Today I want to talk about diabetes for the less fortunate people around the world. Another post will follow on a campaign that is around on this issue but today I just want to get down to gritty facts and politics and realism. I just want people to think. The world is looking at the greatest movement of people since world war two. Hundreds of thousands, millions of people are fleeing their homes in war torn nations. Syria is haemorrhaging its population as Assad, Isis, Resistance fighters and so called ‘allies’ of various groups bomb it to smithereens. The before and after images of cities such as Aleppo are important viewing for those who think people are fleeing purely for financial reasons. No one puts a child in a dingy boat unless the boat is safer from the land. Sure there are unemployed people, shop workers and criminals trying to get through but there are also Doctors, Lawyers and Teachers too.
Many fleeing are diabetic. Raghad Hasoun died when traffickers threw her insulin overboard when it was one bag over the limit and her mother lost her grip on the other supplies. She is perhaps the better known case, at least in diabetic circles, but she is far from the only one. Syrian pharmacies have been obliterated in many places and the ones left are not exactly getting a steady supply of orders in by UPS courier anymore.

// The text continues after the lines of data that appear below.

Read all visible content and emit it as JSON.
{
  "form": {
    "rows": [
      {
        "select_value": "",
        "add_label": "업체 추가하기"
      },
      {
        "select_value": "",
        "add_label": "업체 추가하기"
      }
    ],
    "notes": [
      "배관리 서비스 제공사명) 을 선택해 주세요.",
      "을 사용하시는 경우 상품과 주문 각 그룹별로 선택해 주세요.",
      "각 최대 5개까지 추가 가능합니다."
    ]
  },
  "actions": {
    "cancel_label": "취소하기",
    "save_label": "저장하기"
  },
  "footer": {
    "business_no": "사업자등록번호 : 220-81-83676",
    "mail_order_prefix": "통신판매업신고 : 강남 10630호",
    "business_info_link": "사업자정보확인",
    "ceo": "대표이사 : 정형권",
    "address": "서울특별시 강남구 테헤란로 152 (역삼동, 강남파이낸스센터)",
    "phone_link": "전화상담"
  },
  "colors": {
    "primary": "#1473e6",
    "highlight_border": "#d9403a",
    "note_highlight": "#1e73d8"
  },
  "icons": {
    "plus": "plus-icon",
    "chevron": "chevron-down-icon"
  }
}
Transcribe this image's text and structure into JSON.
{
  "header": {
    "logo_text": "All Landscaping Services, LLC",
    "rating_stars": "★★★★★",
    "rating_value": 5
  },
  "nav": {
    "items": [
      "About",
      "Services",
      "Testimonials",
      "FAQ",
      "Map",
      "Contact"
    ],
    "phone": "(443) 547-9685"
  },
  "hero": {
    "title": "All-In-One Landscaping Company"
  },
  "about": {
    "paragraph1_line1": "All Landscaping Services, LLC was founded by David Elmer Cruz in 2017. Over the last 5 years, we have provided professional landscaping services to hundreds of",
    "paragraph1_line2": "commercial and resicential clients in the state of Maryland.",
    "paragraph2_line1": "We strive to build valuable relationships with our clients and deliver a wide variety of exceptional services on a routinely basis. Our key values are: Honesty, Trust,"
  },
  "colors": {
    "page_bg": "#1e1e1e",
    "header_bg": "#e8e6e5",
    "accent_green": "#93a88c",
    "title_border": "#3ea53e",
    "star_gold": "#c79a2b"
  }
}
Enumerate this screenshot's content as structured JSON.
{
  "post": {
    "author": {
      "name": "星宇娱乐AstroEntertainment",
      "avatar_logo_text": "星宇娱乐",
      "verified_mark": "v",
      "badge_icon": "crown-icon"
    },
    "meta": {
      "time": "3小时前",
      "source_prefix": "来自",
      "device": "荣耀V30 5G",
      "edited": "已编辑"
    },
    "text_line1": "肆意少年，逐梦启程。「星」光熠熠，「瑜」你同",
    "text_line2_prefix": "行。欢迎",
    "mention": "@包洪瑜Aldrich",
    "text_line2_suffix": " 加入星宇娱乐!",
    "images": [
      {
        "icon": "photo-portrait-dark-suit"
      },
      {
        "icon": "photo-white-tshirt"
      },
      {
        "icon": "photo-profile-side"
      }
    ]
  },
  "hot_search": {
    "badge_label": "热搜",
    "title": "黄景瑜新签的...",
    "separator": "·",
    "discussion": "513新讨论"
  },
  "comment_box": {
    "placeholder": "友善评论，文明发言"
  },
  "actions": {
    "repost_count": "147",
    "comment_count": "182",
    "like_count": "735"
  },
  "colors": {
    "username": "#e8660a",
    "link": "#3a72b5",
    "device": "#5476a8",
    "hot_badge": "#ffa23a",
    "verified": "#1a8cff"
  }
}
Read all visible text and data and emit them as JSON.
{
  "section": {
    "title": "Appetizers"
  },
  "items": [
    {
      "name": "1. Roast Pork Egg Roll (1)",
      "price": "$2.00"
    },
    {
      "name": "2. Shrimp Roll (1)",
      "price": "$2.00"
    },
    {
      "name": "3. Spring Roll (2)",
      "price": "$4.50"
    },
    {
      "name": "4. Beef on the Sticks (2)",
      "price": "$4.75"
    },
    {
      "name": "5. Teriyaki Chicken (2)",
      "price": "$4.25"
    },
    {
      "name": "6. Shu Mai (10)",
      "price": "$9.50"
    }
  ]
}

Many flee to MSF camps but they are struggling to keep up with demand. On top of that, the conditions these diabetics find them in are dangerous not just because of bullets or bombs but because of dirt and disease. The slightest cut on a rock as they flee the sound of a drone or a talk could get infected while their family are helpless to get anything to treat the wound. Syria was actually a beacon of hope for many diabetics before the war as supplies there were far cheaper than in Lebanon for example. So you have all those diabetics there also now struggling, just for a hormone we learned to treat with over a century ago. Yet still the prices kill people.

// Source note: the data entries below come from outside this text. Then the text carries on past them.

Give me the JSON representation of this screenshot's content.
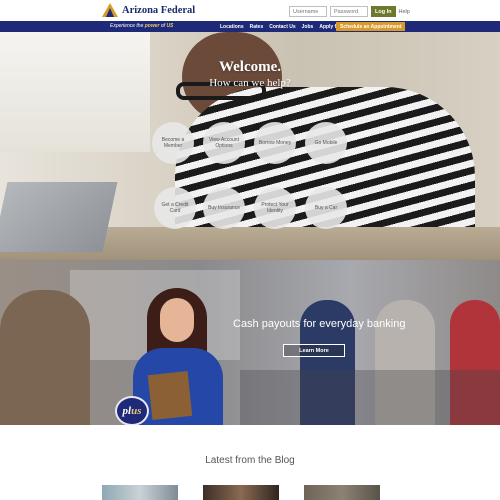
{
  "header": {
    "brand_name": "Arizona Federal",
    "login": {
      "username_placeholder": "Username",
      "password_placeholder": "Password",
      "login_label": "Log In",
      "help_label": "Help"
    }
  },
  "nav": {
    "tagline_prefix": "Experience the ",
    "tagline_power": "power",
    "tagline_of": " of ",
    "tagline_us": "US",
    "items": [
      "Locations",
      "Rates",
      "Contact Us",
      "Jobs",
      "Apply for Loan"
    ],
    "cta": "Schedule an Appointment"
  },
  "hero": {
    "title": "Welcome.",
    "subtitle": "How can we help?",
    "options": [
      "Become a Member",
      "View Account Options",
      "Borrow Money",
      "Go Mobile",
      "Get a Credit Card",
      "Buy Insurance",
      "Protect Your Identity",
      "Buy a Car"
    ]
  },
  "promo": {
    "badge_pl": "pl",
    "badge_us": "us",
    "headline": "Cash payouts for everyday banking",
    "button_label": "Learn More"
  },
  "blog": {
    "heading": "Latest from the Blog"
  },
  "colors": {
    "brand_navy": "#1e2a78",
    "accent_gold": "#d99a2b",
    "login_green": "#6b7a2c"
  }
}
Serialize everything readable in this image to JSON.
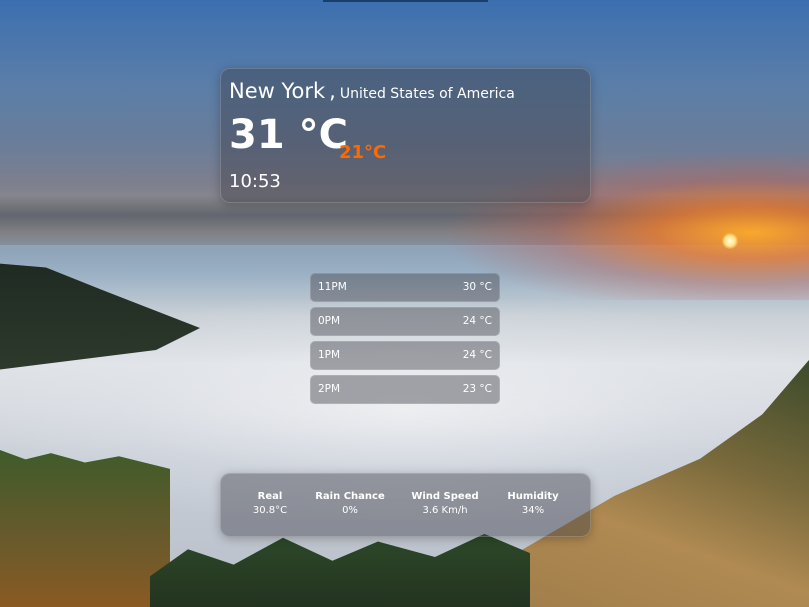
{
  "location": {
    "city": "New York",
    "separator": ",",
    "country": "United States of America"
  },
  "current": {
    "temperature": "31 °C",
    "feels_like": "21°C",
    "time": "10:53"
  },
  "hourly": [
    {
      "time": "11PM",
      "temp": "30 °C"
    },
    {
      "time": "0PM",
      "temp": "24 °C"
    },
    {
      "time": "1PM",
      "temp": "24 °C"
    },
    {
      "time": "2PM",
      "temp": "23 °C"
    }
  ],
  "stats": [
    {
      "label": "Real",
      "value": "30.8°C"
    },
    {
      "label": "Rain Chance",
      "value": "0%"
    },
    {
      "label": "Wind Speed",
      "value": "3.6 Km/h"
    },
    {
      "label": "Humidity",
      "value": "34%"
    }
  ],
  "colors": {
    "feels_like_accent": "#ff6a00"
  }
}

I have problems as a diabetic in Scotland and often they are huge and important problems but it is still humbling to read of Raghad or people like her. I want to be able to help them but knowing how is difficult. Today I think the way to help is to share their stories and their plight. Many of them marching across Serbia or clinging to a boat on the way to Turkey or even sitting in a hostel in Iraq or Egypt will not have access to internet and if they do I doubt their diabetes is something at the forefront of their mind to talk about. That is why I want to remind everyone they exist for them. Not just as refugees but as fellow diabetics struggling to get enough insulin to survive. Diabetics struggling to tell aid workers in other countries what they need without having the language to do so. I speak for the diabetics who get insulin but the not the stuff they usually have and so are wrestling to understand a new way of living while in a new country, hated by many around them and unable to properly communicate.

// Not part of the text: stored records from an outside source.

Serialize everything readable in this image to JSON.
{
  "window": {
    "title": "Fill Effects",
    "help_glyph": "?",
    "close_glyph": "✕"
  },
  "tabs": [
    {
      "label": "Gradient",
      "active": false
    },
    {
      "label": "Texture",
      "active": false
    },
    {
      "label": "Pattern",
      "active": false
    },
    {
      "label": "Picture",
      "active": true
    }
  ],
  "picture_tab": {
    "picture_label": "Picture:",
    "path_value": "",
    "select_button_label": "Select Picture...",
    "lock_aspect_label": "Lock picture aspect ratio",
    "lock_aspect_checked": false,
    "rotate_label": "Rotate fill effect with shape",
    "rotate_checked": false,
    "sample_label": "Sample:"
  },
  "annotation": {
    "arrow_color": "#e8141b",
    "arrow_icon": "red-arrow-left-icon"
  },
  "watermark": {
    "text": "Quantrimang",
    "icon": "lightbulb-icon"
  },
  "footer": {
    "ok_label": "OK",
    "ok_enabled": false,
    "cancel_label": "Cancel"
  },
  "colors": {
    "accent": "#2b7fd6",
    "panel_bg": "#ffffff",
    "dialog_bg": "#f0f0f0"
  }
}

I don’t want to link to articles and overwhelm readers but if you google a combination of words involving diabetes and syria or refugees or war and pages and pages will appear. So yes, I am in the first world and yes the NHS is fantastic but I will always remember those without when I get angry that the Doctor doesn’t want me to have another box of strips. I will fight my case but I will also send insulin I can’t use or don’t need to places far away that can and do. I will do everything I can with every source I find myself able to utilise because no one deserves to survive fleeing war and terror only to die over a vial of insulin that costs so little when it comes down to the fact that it will save a life.